## Task prompt
Your task is to retype every entry exactly while omitting the pictures.

Top of Data provided

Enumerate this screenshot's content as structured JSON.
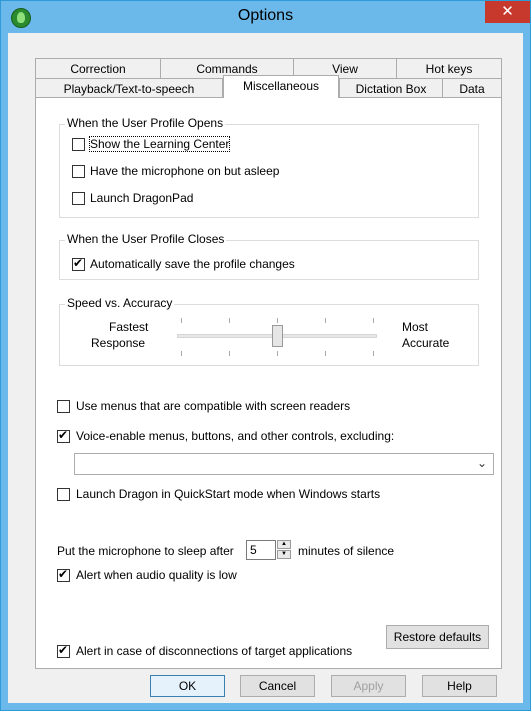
{
  "window": {
    "title": "Options",
    "close_symbol": "✕"
  },
  "tabs_row1": [
    "Correction",
    "Commands",
    "View",
    "Hot keys"
  ],
  "tabs_row2": [
    "Playback/Text-to-speech",
    "Miscellaneous",
    "Dictation Box",
    "Data"
  ],
  "opens_group": {
    "title": "When the User Profile Opens",
    "show_learning_center": {
      "label": "Show the Learning Center",
      "checked": false
    },
    "mic_on_asleep": {
      "label": "Have the microphone on but asleep",
      "checked": false
    },
    "launch_dragonpad": {
      "label": "Launch DragonPad",
      "checked": false
    }
  },
  "closes_group": {
    "title": "When the User Profile Closes",
    "auto_save": {
      "label": "Automatically save the profile changes",
      "checked": true
    }
  },
  "speed_group": {
    "title": "Speed vs. Accuracy",
    "left_label_1": "Fastest",
    "left_label_2": "Response",
    "right_label_1": "Most",
    "right_label_2": "Accurate",
    "level": 0.5
  },
  "screen_readers": {
    "label": "Use menus that are compatible with screen readers",
    "checked": false
  },
  "voice_enable": {
    "label": "Voice-enable menus, buttons, and other controls, excluding:",
    "checked": true
  },
  "exclusion_select": {
    "value": ""
  },
  "quickstart": {
    "label": "Launch Dragon in QuickStart mode when Windows starts",
    "checked": false
  },
  "sleep": {
    "prefix": "Put the microphone to sleep after",
    "value": "5",
    "suffix": "minutes of silence"
  },
  "audio_alert": {
    "label": "Alert when audio quality is low",
    "checked": true
  },
  "disconnect_alert": {
    "label": "Alert in case of disconnections of target applications",
    "checked": true
  },
  "restore_defaults": "Restore defaults",
  "buttons": {
    "ok": "OK",
    "cancel": "Cancel",
    "apply": "Apply",
    "help": "Help"
  }
}
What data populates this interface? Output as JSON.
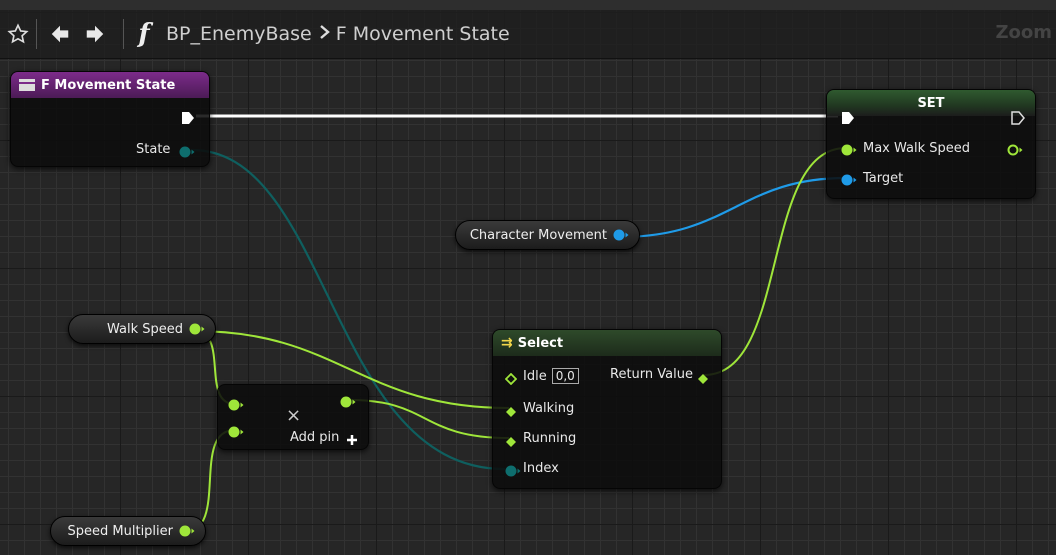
{
  "toolbar": {
    "breadcrumb_blueprint": "BP_EnemyBase",
    "breadcrumb_function": "F Movement State",
    "function_glyph": "f",
    "zoom_label": "Zoom"
  },
  "nodes": {
    "function_entry": {
      "title": "F Movement State",
      "state_label": "State"
    },
    "set_node": {
      "title": "SET",
      "max_walk_speed_label": "Max Walk Speed",
      "target_label": "Target"
    },
    "character_movement": {
      "label": "Character Movement"
    },
    "walk_speed": {
      "label": "Walk Speed"
    },
    "speed_multiplier": {
      "label": "Speed Multiplier"
    },
    "multiply_node": {
      "symbol": "×",
      "add_pin_label": "Add pin"
    },
    "select_node": {
      "title": "Select",
      "idle_label": "Idle",
      "idle_value": "0,0",
      "walking_label": "Walking",
      "running_label": "Running",
      "index_label": "Index",
      "return_label": "Return Value"
    }
  },
  "colors": {
    "float_pin": "#9fe63a",
    "object_pin": "#1f9be8",
    "enum_pin": "#0e6e6e",
    "exec_wire": "#ffffff",
    "function_header": "#6a2478"
  }
}
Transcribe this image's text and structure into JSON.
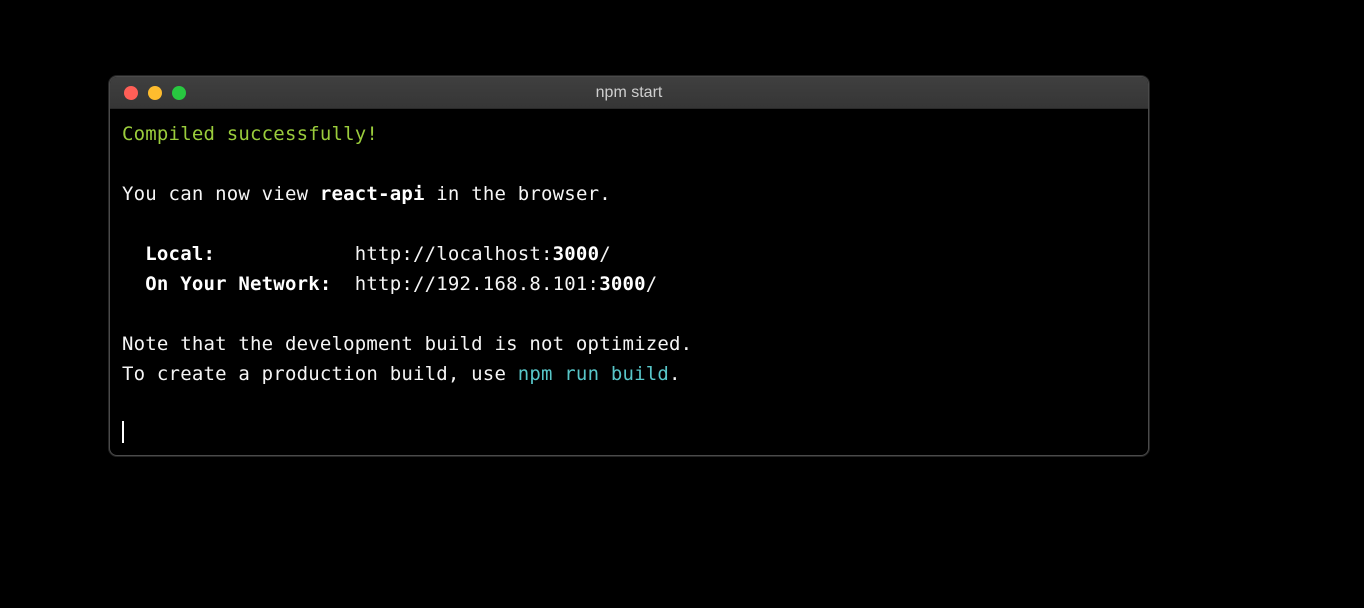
{
  "window": {
    "title": "npm start"
  },
  "output": {
    "compiled": "Compiled successfully!",
    "view_prefix": "You can now view ",
    "app_name": "react-api",
    "view_suffix": " in the browser.",
    "local_label": "  Local:            ",
    "local_url_prefix": "http://localhost:",
    "local_port": "3000",
    "local_url_suffix": "/",
    "network_label": "  On Your Network:  ",
    "network_url_prefix": "http://192.168.8.101:",
    "network_port": "3000",
    "network_url_suffix": "/",
    "note_line": "Note that the development build is not optimized.",
    "build_prefix": "To create a production build, use ",
    "build_cmd": "npm run build",
    "build_suffix": "."
  }
}
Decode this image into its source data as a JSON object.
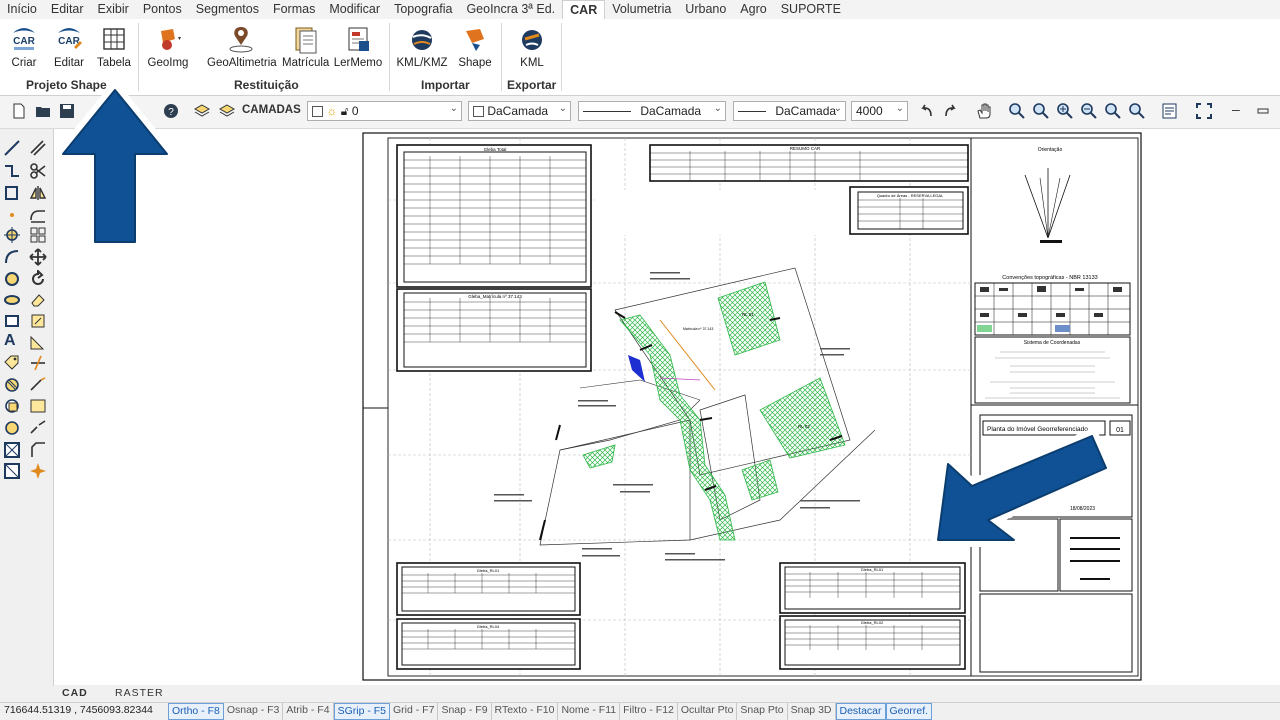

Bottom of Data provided

## Task solution
Enumerate this screenshot's content as structured JSON.
{
  "window": {
    "title": "Options",
    "close_symbol": "✕"
  },
  "tabs_row1": [
    "Correction",
    "Commands",
    "View",
    "Hot keys"
  ],
  "tabs_row2": [
    "Playback/Text-to-speech",
    "Miscellaneous",
    "Dictation Box",
    "Data"
  ],
  "opens_group": {
    "title": "When the User Profile Opens",
    "show_learning_center": {
      "label": "Show the Learning Center",
      "checked": false
    },
    "mic_on_asleep": {
      "label": "Have the microphone on but asleep",
      "checked": false
    },
    "launch_dragonpad": {
      "label": "Launch DragonPad",
      "checked": false
    }
  },
  "closes_group": {
    "title": "When the User Profile Closes",
    "auto_save": {
      "label": "Automatically save the profile changes",
      "checked": true
    }
  },
  "speed_group": {
    "title": "Speed vs. Accuracy",
    "left_label_1": "Fastest",
    "left_label_2": "Response",
    "right_label_1": "Most",
    "right_label_2": "Accurate",
    "level": 0.5
  },
  "screen_readers": {
    "label": "Use menus that are compatible with screen readers",
    "checked": false
  },
  "voice_enable": {
    "label": "Voice-enable menus, buttons, and other controls, excluding:",
    "checked": true
  },
  "exclusion_select": {
    "value": ""
  },
  "quickstart": {
    "label": "Launch Dragon in QuickStart mode when Windows starts",
    "checked": false
  },
  "sleep": {
    "prefix": "Put the microphone to sleep after",
    "value": "5",
    "suffix": "minutes of silence"
  },
  "audio_alert": {
    "label": "Alert when audio quality is low",
    "checked": true
  },
  "disconnect_alert": {
    "label": "Alert in case of disconnections of target applications",
    "checked": true
  },
  "restore_defaults": "Restore defaults",
  "buttons": {
    "ok": "OK",
    "cancel": "Cancel",
    "apply": "Apply",
    "help": "Help"
  }
}
What data populates this interface? Output as JSON.
{
  "toolbar": {
    "breadcrumb_blueprint": "BP_EnemyBase",
    "breadcrumb_function": "F Movement State",
    "function_glyph": "f",
    "zoom_label": "Zoom"
  },
  "nodes": {
    "function_entry": {
      "title": "F Movement State",
      "state_label": "State"
    },
    "set_node": {
      "title": "SET",
      "max_walk_speed_label": "Max Walk Speed",
      "target_label": "Target"
    },
    "character_movement": {
      "label": "Character Movement"
    },
    "walk_speed": {
      "label": "Walk Speed"
    },
    "speed_multiplier": {
      "label": "Speed Multiplier"
    },
    "multiply_node": {
      "symbol": "×",
      "add_pin_label": "Add pin"
    },
    "select_node": {
      "title": "Select",
      "idle_label": "Idle",
      "idle_value": "0,0",
      "walking_label": "Walking",
      "running_label": "Running",
      "index_label": "Index",
      "return_label": "Return Value"
    }
  },
  "colors": {
    "float_pin": "#9fe63a",
    "object_pin": "#1f9be8",
    "enum_pin": "#0e6e6e",
    "exec_wire": "#ffffff",
    "function_header": "#6a2478"
  }
}
Transcribe this image's text and structure into JSON.
{
  "window": {
    "title": "npm start"
  },
  "output": {
    "compiled": "Compiled successfully!",
    "view_prefix": "You can now view ",
    "app_name": "react-api",
    "view_suffix": " in the browser.",
    "local_label": "  Local:            ",
    "local_url_prefix": "http://localhost:",
    "local_port": "3000",
    "local_url_suffix": "/",
    "network_label": "  On Your Network:  ",
    "network_url_prefix": "http://192.168.8.101:",
    "network_port": "3000",
    "network_url_suffix": "/",
    "note_line": "Note that the development build is not optimized.",
    "build_prefix": "To create a production build, use ",
    "build_cmd": "npm run build",
    "build_suffix": "."
  }
}
Decode this image into its source data as a JSON object.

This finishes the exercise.